* PROMPT
Give back every record below precisely as written.

(Dataset excerpts)
◇ ◇ ◇ ◇ ◇

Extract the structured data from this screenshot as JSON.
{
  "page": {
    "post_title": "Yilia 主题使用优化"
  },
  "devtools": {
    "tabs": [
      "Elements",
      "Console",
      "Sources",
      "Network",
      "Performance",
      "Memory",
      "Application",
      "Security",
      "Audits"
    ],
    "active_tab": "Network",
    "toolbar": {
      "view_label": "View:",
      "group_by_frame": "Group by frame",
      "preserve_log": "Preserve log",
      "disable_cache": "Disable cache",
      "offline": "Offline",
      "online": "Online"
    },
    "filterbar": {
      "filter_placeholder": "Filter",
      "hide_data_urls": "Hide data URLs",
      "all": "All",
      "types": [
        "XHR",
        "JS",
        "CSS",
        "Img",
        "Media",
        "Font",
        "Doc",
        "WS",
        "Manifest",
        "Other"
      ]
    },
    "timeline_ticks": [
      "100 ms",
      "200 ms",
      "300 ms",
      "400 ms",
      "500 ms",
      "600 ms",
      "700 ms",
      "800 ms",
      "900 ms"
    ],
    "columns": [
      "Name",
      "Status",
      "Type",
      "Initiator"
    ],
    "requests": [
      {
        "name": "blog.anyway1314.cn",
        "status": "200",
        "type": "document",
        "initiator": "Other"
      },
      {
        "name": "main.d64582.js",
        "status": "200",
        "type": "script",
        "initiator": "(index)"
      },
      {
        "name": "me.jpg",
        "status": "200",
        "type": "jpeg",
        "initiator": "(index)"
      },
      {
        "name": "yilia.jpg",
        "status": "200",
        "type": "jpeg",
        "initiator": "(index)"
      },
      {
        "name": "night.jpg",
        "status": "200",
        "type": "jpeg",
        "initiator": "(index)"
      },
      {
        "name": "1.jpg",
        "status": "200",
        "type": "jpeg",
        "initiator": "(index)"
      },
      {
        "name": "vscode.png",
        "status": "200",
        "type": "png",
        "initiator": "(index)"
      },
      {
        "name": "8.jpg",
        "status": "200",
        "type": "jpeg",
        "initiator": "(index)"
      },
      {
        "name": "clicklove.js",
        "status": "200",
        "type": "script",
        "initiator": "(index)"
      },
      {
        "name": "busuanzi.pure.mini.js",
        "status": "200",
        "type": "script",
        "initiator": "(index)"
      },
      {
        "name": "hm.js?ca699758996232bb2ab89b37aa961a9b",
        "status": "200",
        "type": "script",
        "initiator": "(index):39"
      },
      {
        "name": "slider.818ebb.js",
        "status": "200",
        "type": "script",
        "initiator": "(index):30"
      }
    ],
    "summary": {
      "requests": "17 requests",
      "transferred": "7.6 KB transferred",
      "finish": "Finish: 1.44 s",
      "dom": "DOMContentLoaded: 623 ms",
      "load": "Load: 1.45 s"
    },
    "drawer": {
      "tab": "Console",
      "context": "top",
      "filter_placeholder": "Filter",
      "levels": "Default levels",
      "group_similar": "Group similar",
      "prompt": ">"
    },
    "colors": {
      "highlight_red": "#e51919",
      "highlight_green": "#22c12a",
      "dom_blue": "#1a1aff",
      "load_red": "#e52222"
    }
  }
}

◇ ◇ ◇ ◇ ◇

* RESULT
Extract the structured data from this screenshot as JSON.
{
  "page": {
    "post_title": "Yilia 主题使用优化"
  },
  "devtools": {
    "tabs": [
      "Elements",
      "Console",
      "Sources",
      "Network",
      "Performance",
      "Memory",
      "Application",
      "Security",
      "Audits"
    ],
    "active_tab": "Network",
    "toolbar": {
      "view_label": "View:",
      "group_by_frame": "Group by frame",
      "preserve_log": "Preserve log",
      "disable_cache": "Disable cache",
      "offline": "Offline",
      "online": "Online"
    },
    "filterbar": {
      "filter_placeholder": "Filter",
      "hide_data_urls": "Hide data URLs",
      "all": "All",
      "types": [
        "XHR",
        "JS",
        "CSS",
        "Img",
        "Media",
        "Font",
        "Doc",
        "WS",
        "Manifest",
        "Other"
      ]
    },
    "timeline_ticks": [
      "100 ms",
      "200 ms",
      "300 ms",
      "400 ms",
      "500 ms",
      "600 ms",
      "700 ms",
      "800 ms",
      "900 ms"
    ],
    "columns": [
      "Name",
      "Status",
      "Type",
      "Initiator"
    ],
    "requests": [
      {
        "name": "blog.anyway1314.cn",
        "status": "200",
        "type": "document",
        "initiator": "Other"
      },
      {
        "name": "main.d64582.js",
        "status": "200",
        "type": "script",
        "initiator": "(index)"
      },
      {
        "name": "me.jpg",
        "status": "200",
        "type": "jpeg",
        "initiator": "(index)"
      },
      {
        "name": "yilia.jpg",
        "status": "200",
        "type": "jpeg",
        "initiator": "(index)"
      },
      {
        "name": "night.jpg",
        "status": "200",
        "type": "jpeg",
        "initiator": "(index)"
      },
      {
        "name": "1.jpg",
        "status": "200",
        "type": "jpeg",
        "initiator": "(index)"
      },
      {
        "name": "vscode.png",
        "status": "200",
        "type": "png",
        "initiator": "(index)"
      },
      {
        "name": "8.jpg",
        "status": "200",
        "type": "jpeg",
        "initiator": "(index)"
      },
      {
        "name": "clicklove.js",
        "status": "200",
        "type": "script",
        "initiator": "(index)"
      },
      {
        "name": "busuanzi.pure.mini.js",
        "status": "200",
        "type": "script",
        "initiator": "(index)"
      },
      {
        "name": "hm.js?ca699758996232bb2ab89b37aa961a9b",
        "status": "200",
        "type": "script",
        "initiator": "(index):39"
      },
      {
        "name": "slider.818ebb.js",
        "status": "200",
        "type": "script",
        "initiator": "(index):30"
      }
    ],
    "summary": {
      "requests": "17 requests",
      "transferred": "7.6 KB transferred",
      "finish": "Finish: 1.44 s",
      "dom": "DOMContentLoaded: 623 ms",
      "load": "Load: 1.45 s"
    },
    "drawer": {
      "tab": "Console",
      "context": "top",
      "filter_placeholder": "Filter",
      "levels": "Default levels",
      "group_similar": "Group similar",
      "prompt": ">"
    },
    "colors": {
      "highlight_red": "#e51919",
      "highlight_green": "#22c12a",
      "dom_blue": "#1a1aff",
      "load_red": "#e52222"
    }
  }
}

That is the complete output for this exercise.